With passage of the amendment, lawmakers now must identify the purpose of the funds when allocating them, name the agency that would administer the funds and require the agency to maintain annual reports tracking the revenue and spending. They also have to set the fees and taxes to expire within 10 years automatically. The amendment also puts a cap on when lawmakers can allocate funds.
“Now the Legislature can restore the trust in our environmental trust funds, amounting to as much as $20 million annually to clean up hazardous sites restoring healthy rivers and coastal ecosystems,” Peck said.
Georgia voters also approved a constitutional amendment that allows the public to sue the government, in certain instances, for violating the state’s constitution.
Amendment 2 received 74.4 percent voter approval. It would allow Georgians to petition for a waiver of sovereign immunity, the concept that government legally cannot be wrong.
A Georgia Supreme Court ruling in 2017 barred the public from challenging the state’s government. The court ruled Georgia’s public officials were protected under sovereign immunity. The court left the approval up to the General Assembly.
Gov. Brian Kemp signed off on the General Assembly’s decision to place the amendment on the ballot in August.
The change to the state’s constitution allows a superior court judge to determine whether laws proposed by state and local governments are constitutional. However, it does not allow Georgians to seek damages or recover any legal fees in the lawsuit. The change would apply to any violations that take place after Jan. 1, 2021.

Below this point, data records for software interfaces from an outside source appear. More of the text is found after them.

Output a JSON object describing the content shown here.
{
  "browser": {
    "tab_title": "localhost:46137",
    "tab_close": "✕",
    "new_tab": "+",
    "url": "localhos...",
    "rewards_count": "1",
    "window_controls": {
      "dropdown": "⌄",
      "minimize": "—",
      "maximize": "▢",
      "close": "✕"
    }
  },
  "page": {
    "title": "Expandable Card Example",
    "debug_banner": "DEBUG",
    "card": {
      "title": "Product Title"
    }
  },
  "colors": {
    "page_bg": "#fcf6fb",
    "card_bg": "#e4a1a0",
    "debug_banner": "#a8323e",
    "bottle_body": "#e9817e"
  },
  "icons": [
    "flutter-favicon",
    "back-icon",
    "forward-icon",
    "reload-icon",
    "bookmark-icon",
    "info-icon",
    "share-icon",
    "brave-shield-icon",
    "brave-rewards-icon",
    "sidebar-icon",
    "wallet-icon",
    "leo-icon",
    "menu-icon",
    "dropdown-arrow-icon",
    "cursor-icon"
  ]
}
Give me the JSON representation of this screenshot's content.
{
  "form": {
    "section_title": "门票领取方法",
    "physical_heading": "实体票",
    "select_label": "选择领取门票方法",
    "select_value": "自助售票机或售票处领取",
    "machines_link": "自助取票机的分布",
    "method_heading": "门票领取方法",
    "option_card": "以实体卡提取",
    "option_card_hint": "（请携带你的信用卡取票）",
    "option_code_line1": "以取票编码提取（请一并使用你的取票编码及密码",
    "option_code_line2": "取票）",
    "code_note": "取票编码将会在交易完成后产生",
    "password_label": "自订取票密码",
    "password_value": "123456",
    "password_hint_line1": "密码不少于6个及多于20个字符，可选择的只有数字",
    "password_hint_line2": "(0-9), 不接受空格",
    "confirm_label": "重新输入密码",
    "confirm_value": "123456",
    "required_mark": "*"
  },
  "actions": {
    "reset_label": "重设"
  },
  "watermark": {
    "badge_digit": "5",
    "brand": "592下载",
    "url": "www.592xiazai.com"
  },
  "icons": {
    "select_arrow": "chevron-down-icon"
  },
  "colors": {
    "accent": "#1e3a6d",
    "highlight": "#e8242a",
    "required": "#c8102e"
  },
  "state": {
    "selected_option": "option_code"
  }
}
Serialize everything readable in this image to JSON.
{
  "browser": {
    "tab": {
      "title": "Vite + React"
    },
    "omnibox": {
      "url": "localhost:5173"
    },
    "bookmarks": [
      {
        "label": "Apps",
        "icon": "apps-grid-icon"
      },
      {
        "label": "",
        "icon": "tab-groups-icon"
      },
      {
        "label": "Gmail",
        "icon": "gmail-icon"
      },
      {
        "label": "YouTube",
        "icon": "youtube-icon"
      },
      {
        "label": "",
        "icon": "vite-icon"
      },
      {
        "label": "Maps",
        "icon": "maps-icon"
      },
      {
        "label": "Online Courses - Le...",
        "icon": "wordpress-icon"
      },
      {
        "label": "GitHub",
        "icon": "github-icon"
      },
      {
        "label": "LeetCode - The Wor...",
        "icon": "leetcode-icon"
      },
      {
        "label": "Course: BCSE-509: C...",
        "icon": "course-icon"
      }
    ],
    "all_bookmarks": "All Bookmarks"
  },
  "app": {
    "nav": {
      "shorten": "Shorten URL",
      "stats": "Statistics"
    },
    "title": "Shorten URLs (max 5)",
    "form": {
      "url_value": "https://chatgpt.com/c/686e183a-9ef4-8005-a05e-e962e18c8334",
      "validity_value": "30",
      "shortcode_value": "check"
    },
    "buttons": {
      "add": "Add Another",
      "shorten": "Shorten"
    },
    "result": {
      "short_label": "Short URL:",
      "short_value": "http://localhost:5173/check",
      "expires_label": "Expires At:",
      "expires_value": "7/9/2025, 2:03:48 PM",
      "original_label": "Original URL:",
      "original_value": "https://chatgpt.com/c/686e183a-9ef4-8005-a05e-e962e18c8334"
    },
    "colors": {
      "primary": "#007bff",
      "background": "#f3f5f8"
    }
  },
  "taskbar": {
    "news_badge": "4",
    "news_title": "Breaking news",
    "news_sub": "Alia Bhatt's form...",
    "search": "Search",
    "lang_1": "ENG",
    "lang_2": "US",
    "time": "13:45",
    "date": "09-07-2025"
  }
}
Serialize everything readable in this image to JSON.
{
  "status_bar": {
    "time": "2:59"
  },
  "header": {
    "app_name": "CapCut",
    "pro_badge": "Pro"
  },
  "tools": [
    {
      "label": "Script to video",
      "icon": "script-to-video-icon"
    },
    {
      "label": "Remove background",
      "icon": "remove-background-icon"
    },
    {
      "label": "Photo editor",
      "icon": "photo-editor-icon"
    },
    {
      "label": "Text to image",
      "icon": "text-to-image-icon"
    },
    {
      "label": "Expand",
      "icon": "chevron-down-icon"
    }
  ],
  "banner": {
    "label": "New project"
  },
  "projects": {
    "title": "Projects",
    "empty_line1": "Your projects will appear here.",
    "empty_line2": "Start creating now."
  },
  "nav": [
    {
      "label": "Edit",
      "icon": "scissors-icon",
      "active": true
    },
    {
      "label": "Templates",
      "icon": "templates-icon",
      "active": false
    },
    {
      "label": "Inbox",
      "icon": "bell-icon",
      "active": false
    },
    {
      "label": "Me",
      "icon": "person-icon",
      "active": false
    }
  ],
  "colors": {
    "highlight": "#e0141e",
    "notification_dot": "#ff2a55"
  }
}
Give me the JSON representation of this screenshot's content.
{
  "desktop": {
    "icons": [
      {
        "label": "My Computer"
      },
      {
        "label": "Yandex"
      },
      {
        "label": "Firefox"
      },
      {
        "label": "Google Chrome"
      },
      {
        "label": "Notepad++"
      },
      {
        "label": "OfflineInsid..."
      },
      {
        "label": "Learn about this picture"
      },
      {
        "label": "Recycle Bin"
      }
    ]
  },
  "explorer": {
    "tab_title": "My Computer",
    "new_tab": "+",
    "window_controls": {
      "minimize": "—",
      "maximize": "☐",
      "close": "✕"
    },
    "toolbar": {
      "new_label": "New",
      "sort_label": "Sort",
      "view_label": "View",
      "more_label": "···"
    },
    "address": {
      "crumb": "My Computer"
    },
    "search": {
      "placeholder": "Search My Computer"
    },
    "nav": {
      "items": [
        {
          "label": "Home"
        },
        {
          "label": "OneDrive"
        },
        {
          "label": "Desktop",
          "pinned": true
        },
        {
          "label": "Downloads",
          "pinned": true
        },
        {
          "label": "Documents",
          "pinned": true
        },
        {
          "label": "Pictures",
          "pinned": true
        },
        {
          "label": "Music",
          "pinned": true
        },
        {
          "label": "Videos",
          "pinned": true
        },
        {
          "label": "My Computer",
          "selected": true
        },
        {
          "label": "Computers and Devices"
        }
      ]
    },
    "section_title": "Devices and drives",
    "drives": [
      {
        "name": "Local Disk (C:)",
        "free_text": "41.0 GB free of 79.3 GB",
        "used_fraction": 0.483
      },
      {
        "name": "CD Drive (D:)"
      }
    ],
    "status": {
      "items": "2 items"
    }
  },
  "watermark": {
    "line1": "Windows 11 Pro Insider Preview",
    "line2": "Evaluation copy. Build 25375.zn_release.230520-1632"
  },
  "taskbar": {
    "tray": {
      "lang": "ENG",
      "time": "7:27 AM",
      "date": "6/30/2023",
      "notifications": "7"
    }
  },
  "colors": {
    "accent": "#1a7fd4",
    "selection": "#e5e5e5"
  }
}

With a 73 percent vote, Georgians also approved a statewide ballot measure that exempts certain nonprofits from paying state taxes when building or repairing single-family homes. The homes must be used by the organization or sold using zero-interest loans. The change, scheduled to take effect Jan. 1, 2021, applies to nonprofits that already are exempted from federal taxes.
Originally published by The Center Square. Republished with permission.